The Child With Strabismus Who Squints One Eye

Huy D. Nguyen, BSc; Kimberly G. Yen, MD


November 29, 2016

Case Presentation

A 15-month-old boy presented to the eye clinic because his eyes did not move together. The parents had noticed this since birth and believed that the eyes also sometimes looked crossed. They could not say with certainty which eye was the one that crossed and felt that the problem occurred sporadically. The child was born full-term and was otherwise healthy.

Examination of the child demonstrated fix-and-follow vision with each eye and no evidence of fixation preference. Pupillary, external, and anterior segment examinations were normal. There was no torticollis. The child did not have any retinal abnormalities, and cycloplegic refraction was +2.00 D in each eye. Motility examination showed that the patient had an esotropia on left gaze, with limitation of abduction of the left eye (Figures 1-3).

Figure 1. Photograph of the patient in primary gaze.

Figure 2. Photograph of the patient in right gaze.

Figure 3. Photograph of the patient in left gaze.


Comments on Medscape are moderated and should be professional in tone and on topic.
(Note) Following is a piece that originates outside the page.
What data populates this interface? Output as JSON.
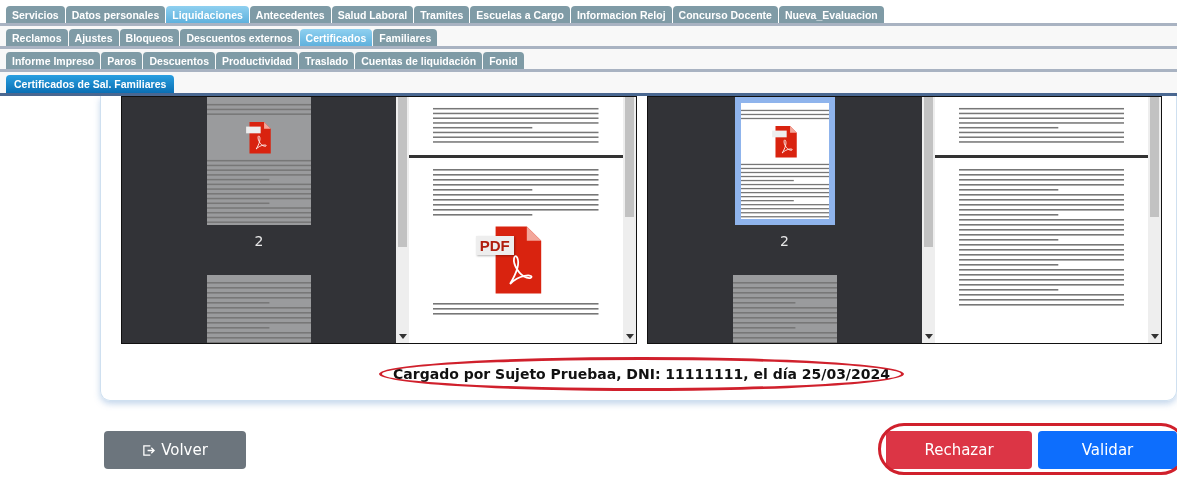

You must declare any conflicts of interest related to your comments and responses. Please see our Commenting Guide for further information. We reserve the right to remove posts at our sole discretion.